“Nearshoring has been a big trend and we can expect more of it, especially in Central Europe,” said Ben Bannatyne, president, Prologis Europe. “Our focus is on the consumer and the biggest challenge is being close to the large population centres, so for the foreseeable future there will be a lot going on in this sector, not just e-commerce but data centres as well.”

Nearshoring became a trend last year as the total or partial closure of some supply chains forced companies to formulate new strategies.

“The nearshoring trend will have a definite impact on the sector,” said Otis Spencer, CIO, P3 Logistic Parks. “After the shutdowns of last year people are looking for more resilient supply chains. Central Europe will be a beneficiary, but there’s a lot of activity in Western Europe as well as companies look for space.”

Local supply chains avoid supply issues

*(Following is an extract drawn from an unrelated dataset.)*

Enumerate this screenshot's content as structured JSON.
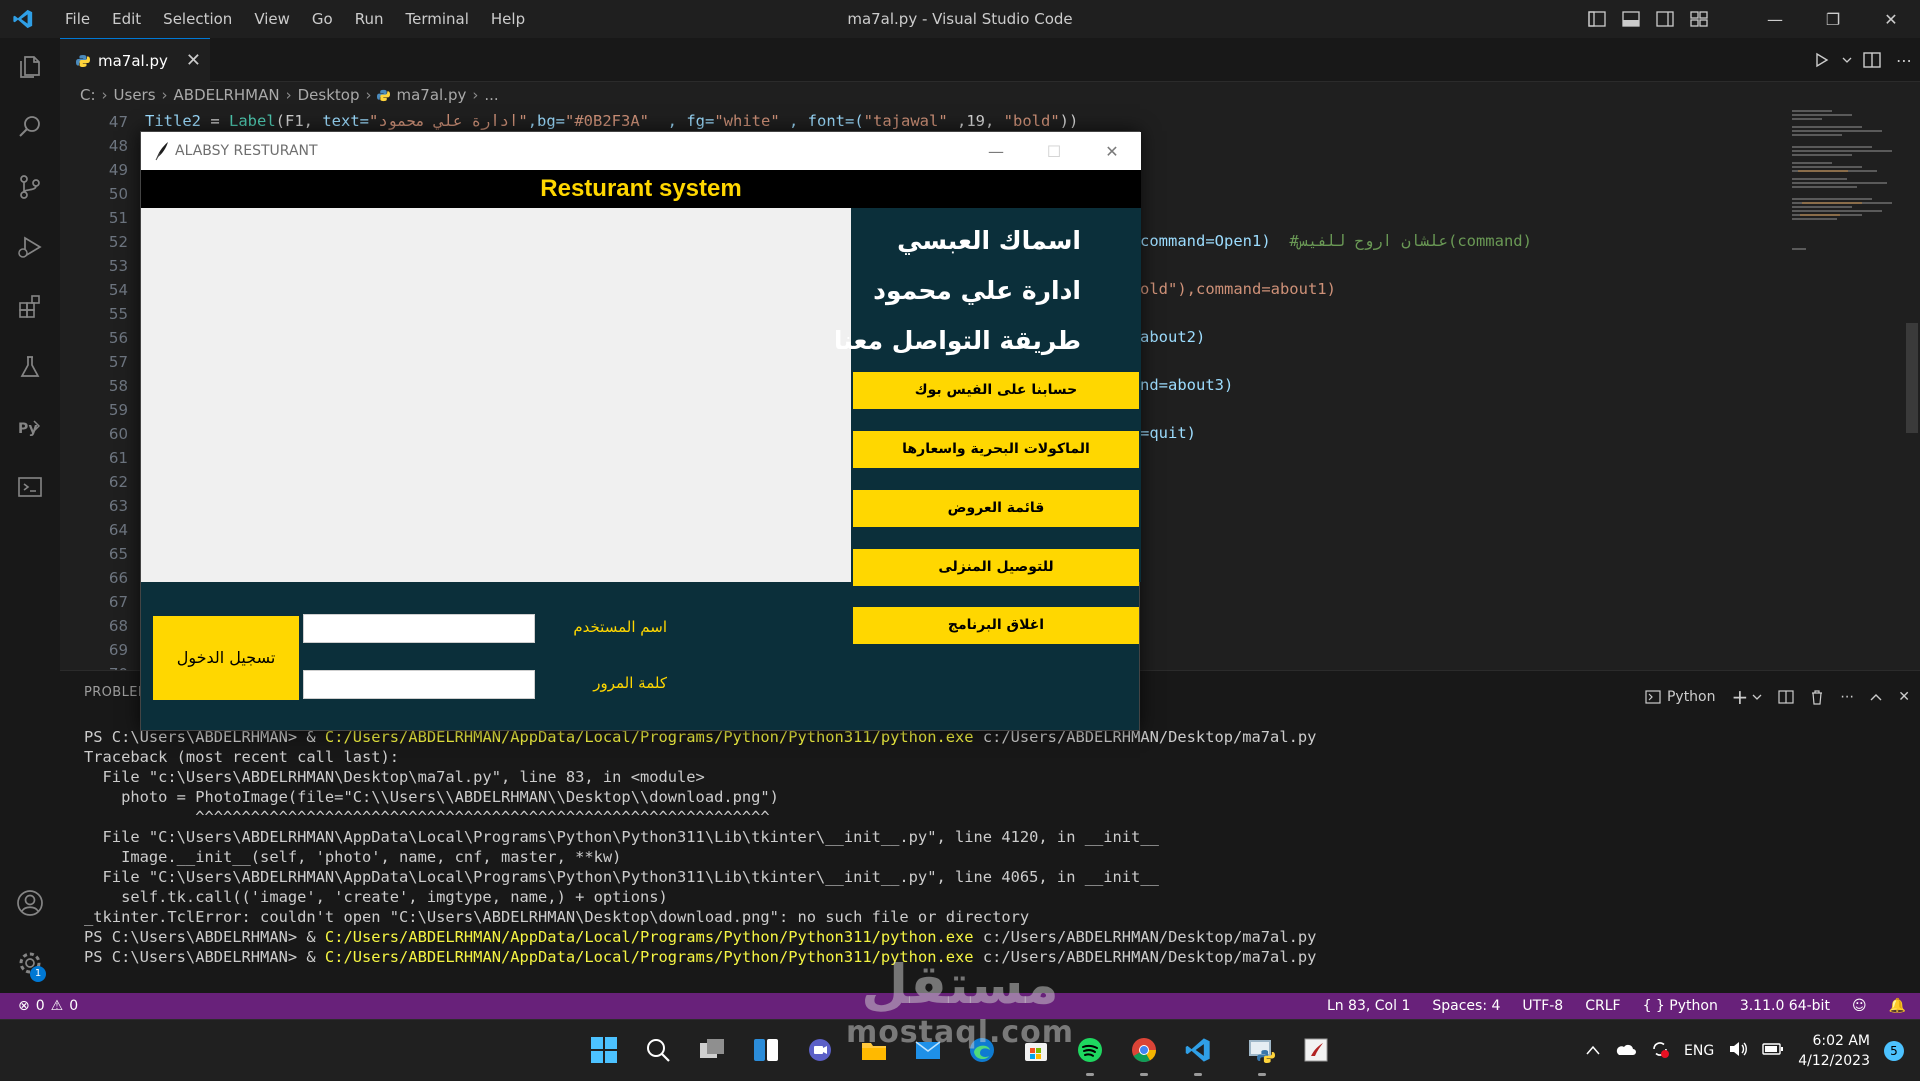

For many, moving from international supply chains to regional or local ones is a way to avoid supply issues and to guarantee efficient and timely deliveries to market.

“Resilience has become a key word,” said Bannatyne. “We expect there will be at least a 5 to 10% increase in grade A logistics space just to cater for the resilience factor, and that’s a lot in Europe.”

There are factors other than the pandemic behind the near-shoring trend, from supply and cost issues to a stronger focus on the environmental impact of transport. According to the World Economic Forum, buildings account for 17% of greenhouse gas emissions from the freight industry but the vast majority is due to road freight.

“Some nearshoring will be driven by sustainability,” said Raimund Paetzmann, vice president corporate real estate, Zalando. “There are other factors, like China and Vietnam not being such cheap producers anymore. I would say the Suez Canal blockage had more of an impact than the pandemic.”

Optimising the supply chain is a must, but according to Paetzmann the biggest challenge logistics faces “is exponential growth and constrained land availability”.

Robert Dobrzycki, CEO Europe, Panattoni, agreed. “In time, the resilience of supply chains will not be a problem,” he said. “But construction costs will remain an issue and it will be a resource-constrained market, which is an exciting challenge.”